> **BRIEF**:
All of the data must be retyped exactly, with nothing left out.

> **Entries from a dataset of interfaces**:
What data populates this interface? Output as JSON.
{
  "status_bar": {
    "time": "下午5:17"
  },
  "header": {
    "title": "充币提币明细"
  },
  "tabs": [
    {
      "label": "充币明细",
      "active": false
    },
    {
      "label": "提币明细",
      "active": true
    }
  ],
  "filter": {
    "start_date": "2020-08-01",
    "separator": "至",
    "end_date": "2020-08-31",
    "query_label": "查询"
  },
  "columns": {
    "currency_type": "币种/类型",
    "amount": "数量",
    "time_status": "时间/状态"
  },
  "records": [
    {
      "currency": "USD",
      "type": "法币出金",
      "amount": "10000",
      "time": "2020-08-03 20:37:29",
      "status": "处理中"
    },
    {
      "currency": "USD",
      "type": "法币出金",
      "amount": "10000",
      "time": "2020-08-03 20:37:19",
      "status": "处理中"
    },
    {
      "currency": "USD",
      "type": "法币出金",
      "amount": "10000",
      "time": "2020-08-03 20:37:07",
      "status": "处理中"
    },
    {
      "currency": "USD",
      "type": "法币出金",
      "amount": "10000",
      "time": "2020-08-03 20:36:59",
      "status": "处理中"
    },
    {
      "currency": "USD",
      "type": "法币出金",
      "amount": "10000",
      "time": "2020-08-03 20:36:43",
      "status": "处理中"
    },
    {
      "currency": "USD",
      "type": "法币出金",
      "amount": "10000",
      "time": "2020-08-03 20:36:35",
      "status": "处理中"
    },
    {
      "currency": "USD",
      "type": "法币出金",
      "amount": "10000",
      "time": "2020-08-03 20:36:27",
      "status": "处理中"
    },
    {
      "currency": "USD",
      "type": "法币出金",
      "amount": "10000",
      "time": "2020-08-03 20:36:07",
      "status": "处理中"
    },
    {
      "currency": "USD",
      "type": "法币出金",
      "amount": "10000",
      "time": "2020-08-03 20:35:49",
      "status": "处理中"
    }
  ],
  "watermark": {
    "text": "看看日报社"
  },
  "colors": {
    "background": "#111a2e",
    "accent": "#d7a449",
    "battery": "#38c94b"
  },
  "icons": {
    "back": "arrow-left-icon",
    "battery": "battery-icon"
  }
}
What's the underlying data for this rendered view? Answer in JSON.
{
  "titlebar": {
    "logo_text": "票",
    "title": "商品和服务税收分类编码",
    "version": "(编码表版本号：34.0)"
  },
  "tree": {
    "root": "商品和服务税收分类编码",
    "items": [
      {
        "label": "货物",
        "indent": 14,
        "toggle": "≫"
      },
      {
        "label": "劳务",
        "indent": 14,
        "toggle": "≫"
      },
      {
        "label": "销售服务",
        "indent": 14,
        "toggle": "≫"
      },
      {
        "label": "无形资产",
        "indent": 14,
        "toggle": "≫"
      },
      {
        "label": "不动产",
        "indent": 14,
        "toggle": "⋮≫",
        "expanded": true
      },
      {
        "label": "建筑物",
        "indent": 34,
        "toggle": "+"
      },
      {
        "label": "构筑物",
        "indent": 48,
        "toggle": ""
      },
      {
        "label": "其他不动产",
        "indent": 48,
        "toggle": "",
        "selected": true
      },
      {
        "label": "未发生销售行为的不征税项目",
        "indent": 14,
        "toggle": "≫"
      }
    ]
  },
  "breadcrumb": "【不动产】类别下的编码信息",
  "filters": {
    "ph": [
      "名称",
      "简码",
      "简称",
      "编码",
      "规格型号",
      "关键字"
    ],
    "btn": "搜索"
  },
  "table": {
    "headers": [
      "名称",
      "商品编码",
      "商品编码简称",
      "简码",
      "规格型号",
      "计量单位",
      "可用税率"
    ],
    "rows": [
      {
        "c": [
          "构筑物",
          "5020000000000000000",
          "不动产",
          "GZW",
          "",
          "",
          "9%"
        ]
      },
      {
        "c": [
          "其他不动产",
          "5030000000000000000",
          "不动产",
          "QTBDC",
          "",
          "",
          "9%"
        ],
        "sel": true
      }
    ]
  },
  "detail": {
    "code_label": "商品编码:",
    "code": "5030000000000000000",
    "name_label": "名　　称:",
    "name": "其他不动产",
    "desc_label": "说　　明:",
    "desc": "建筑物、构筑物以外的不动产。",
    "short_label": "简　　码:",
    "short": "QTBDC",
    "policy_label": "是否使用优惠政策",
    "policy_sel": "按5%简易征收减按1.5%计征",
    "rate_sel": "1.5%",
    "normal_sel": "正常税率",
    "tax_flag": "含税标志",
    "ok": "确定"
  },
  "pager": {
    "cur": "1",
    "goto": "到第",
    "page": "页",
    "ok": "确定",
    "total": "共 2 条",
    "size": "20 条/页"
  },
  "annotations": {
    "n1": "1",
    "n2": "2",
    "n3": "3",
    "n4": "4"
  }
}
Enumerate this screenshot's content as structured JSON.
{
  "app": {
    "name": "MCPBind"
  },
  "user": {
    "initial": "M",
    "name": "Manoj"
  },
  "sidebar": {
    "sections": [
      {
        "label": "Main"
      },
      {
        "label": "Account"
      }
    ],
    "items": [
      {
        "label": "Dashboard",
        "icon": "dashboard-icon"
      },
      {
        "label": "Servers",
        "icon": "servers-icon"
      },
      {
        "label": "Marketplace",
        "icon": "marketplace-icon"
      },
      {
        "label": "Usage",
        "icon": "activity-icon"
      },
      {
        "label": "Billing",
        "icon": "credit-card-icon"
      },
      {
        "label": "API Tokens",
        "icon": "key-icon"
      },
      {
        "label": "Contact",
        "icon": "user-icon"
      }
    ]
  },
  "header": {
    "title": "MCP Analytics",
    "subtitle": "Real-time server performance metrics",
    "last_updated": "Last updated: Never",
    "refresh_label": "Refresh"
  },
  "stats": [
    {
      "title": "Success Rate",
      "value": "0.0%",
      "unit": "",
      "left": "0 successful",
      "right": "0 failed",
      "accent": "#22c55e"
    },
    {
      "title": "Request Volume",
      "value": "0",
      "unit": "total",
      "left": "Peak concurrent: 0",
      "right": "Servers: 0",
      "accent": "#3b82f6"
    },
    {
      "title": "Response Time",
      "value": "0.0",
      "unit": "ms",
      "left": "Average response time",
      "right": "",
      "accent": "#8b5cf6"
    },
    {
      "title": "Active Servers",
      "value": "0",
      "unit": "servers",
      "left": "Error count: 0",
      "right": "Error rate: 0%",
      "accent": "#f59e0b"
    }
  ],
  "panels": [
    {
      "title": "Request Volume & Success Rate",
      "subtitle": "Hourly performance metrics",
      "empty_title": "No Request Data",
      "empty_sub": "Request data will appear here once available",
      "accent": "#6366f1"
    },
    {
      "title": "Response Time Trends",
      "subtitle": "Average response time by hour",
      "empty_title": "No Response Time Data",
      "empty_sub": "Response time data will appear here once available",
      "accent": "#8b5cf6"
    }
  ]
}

> **WRITTEN SOLUTION**:
What data populates this interface? Output as JSON.
{
  "status_bar": {
    "time": "下午5:17"
  },
  "header": {
    "title": "充币提币明细"
  },
  "tabs": [
    {
      "label": "充币明细",
      "active": false
    },
    {
      "label": "提币明细",
      "active": true
    }
  ],
  "filter": {
    "start_date": "2020-08-01",
    "separator": "至",
    "end_date": "2020-08-31",
    "query_label": "查询"
  },
  "columns": {
    "currency_type": "币种/类型",
    "amount": "数量",
    "time_status": "时间/状态"
  },
  "records": [
    {
      "currency": "USD",
      "type": "法币出金",
      "amount": "10000",
      "time": "2020-08-03 20:37:29",
      "status": "处理中"
    },
    {
      "currency": "USD",
      "type": "法币出金",
      "amount": "10000",
      "time": "2020-08-03 20:37:19",
      "status": "处理中"
    },
    {
      "currency": "USD",
      "type": "法币出金",
      "amount": "10000",
      "time": "2020-08-03 20:37:07",
      "status": "处理中"
    },
    {
      "currency": "USD",
      "type": "法币出金",
      "amount": "10000",
      "time": "2020-08-03 20:36:59",
      "status": "处理中"
    },
    {
      "currency": "USD",
      "type": "法币出金",
      "amount": "10000",
      "time": "2020-08-03 20:36:43",
      "status": "处理中"
    },
    {
      "currency": "USD",
      "type": "法币出金",
      "amount": "10000",
      "time": "2020-08-03 20:36:35",
      "status": "处理中"
    },
    {
      "currency": "USD",
      "type": "法币出金",
      "amount": "10000",
      "time": "2020-08-03 20:36:27",
      "status": "处理中"
    },
    {
      "currency": "USD",
      "type": "法币出金",
      "amount": "10000",
      "time": "2020-08-03 20:36:07",
      "status": "处理中"
    },
    {
      "currency": "USD",
      "type": "法币出金",
      "amount": "10000",
      "time": "2020-08-03 20:35:49",
      "status": "处理中"
    }
  ],
  "watermark": {
    "text": "看看日报社"
  },
  "colors": {
    "background": "#111a2e",
    "accent": "#d7a449",
    "battery": "#38c94b"
  },
  "icons": {
    "back": "arrow-left-icon",
    "battery": "battery-icon"
  }
}
What's the underlying data for this rendered view? Answer in JSON.
{
  "titlebar": {
    "logo_text": "票",
    "title": "商品和服务税收分类编码",
    "version": "(编码表版本号：34.0)"
  },
  "tree": {
    "root": "商品和服务税收分类编码",
    "items": [
      {
        "label": "货物",
        "indent": 14,
        "toggle": "≫"
      },
      {
        "label": "劳务",
        "indent": 14,
        "toggle": "≫"
      },
      {
        "label": "销售服务",
        "indent": 14,
        "toggle": "≫"
      },
      {
        "label": "无形资产",
        "indent": 14,
        "toggle": "≫"
      },
      {
        "label": "不动产",
        "indent": 14,
        "toggle": "⋮≫",
        "expanded": true
      },
      {
        "label": "建筑物",
        "indent": 34,
        "toggle": "+"
      },
      {
        "label": "构筑物",
        "indent": 48,
        "toggle": ""
      },
      {
        "label": "其他不动产",
        "indent": 48,
        "toggle": "",
        "selected": true
      },
      {
        "label": "未发生销售行为的不征税项目",
        "indent": 14,
        "toggle": "≫"
      }
    ]
  },
  "breadcrumb": "【不动产】类别下的编码信息",
  "filters": {
    "ph": [
      "名称",
      "简码",
      "简称",
      "编码",
      "规格型号",
      "关键字"
    ],
    "btn": "搜索"
  },
  "table": {
    "headers": [
      "名称",
      "商品编码",
      "商品编码简称",
      "简码",
      "规格型号",
      "计量单位",
      "可用税率"
    ],
    "rows": [
      {
        "c": [
          "构筑物",
          "5020000000000000000",
          "不动产",
          "GZW",
          "",
          "",
          "9%"
        ]
      },
      {
        "c": [
          "其他不动产",
          "5030000000000000000",
          "不动产",
          "QTBDC",
          "",
          "",
          "9%"
        ],
        "sel": true
      }
    ]
  },
  "detail": {
    "code_label": "商品编码:",
    "code": "5030000000000000000",
    "name_label": "名　　称:",
    "name": "其他不动产",
    "desc_label": "说　　明:",
    "desc": "建筑物、构筑物以外的不动产。",
    "short_label": "简　　码:",
    "short": "QTBDC",
    "policy_label": "是否使用优惠政策",
    "policy_sel": "按5%简易征收减按1.5%计征",
    "rate_sel": "1.5%",
    "normal_sel": "正常税率",
    "tax_flag": "含税标志",
    "ok": "确定"
  },
  "pager": {
    "cur": "1",
    "goto": "到第",
    "page": "页",
    "ok": "确定",
    "total": "共 2 条",
    "size": "20 条/页"
  },
  "annotations": {
    "n1": "1",
    "n2": "2",
    "n3": "3",
    "n4": "4"
  }
}
Enumerate this screenshot's content as structured JSON.
{
  "app": {
    "name": "MCPBind"
  },
  "user": {
    "initial": "M",
    "name": "Manoj"
  },
  "sidebar": {
    "sections": [
      {
        "label": "Main"
      },
      {
        "label": "Account"
      }
    ],
    "items": [
      {
        "label": "Dashboard",
        "icon": "dashboard-icon"
      },
      {
        "label": "Servers",
        "icon": "servers-icon"
      },
      {
        "label": "Marketplace",
        "icon": "marketplace-icon"
      },
      {
        "label": "Usage",
        "icon": "activity-icon"
      },
      {
        "label": "Billing",
        "icon": "credit-card-icon"
      },
      {
        "label": "API Tokens",
        "icon": "key-icon"
      },
      {
        "label": "Contact",
        "icon": "user-icon"
      }
    ]
  },
  "header": {
    "title": "MCP Analytics",
    "subtitle": "Real-time server performance metrics",
    "last_updated": "Last updated: Never",
    "refresh_label": "Refresh"
  },
  "stats": [
    {
      "title": "Success Rate",
      "value": "0.0%",
      "unit": "",
      "left": "0 successful",
      "right": "0 failed",
      "accent": "#22c55e"
    },
    {
      "title": "Request Volume",
      "value": "0",
      "unit": "total",
      "left": "Peak concurrent: 0",
      "right": "Servers: 0",
      "accent": "#3b82f6"
    },
    {
      "title": "Response Time",
      "value": "0.0",
      "unit": "ms",
      "left": "Average response time",
      "right": "",
      "accent": "#8b5cf6"
    },
    {
      "title": "Active Servers",
      "value": "0",
      "unit": "servers",
      "left": "Error count: 0",
      "right": "Error rate: 0%",
      "accent": "#f59e0b"
    }
  ],
  "panels": [
    {
      "title": "Request Volume & Success Rate",
      "subtitle": "Hourly performance metrics",
      "empty_title": "No Request Data",
      "empty_sub": "Request data will appear here once available",
      "accent": "#6366f1"
    },
    {
      "title": "Response Time Trends",
      "subtitle": "Average response time by hour",
      "empty_title": "No Response Time Data",
      "empty_sub": "Response time data will appear here once available",
      "accent": "#8b5cf6"
    }
  ]
}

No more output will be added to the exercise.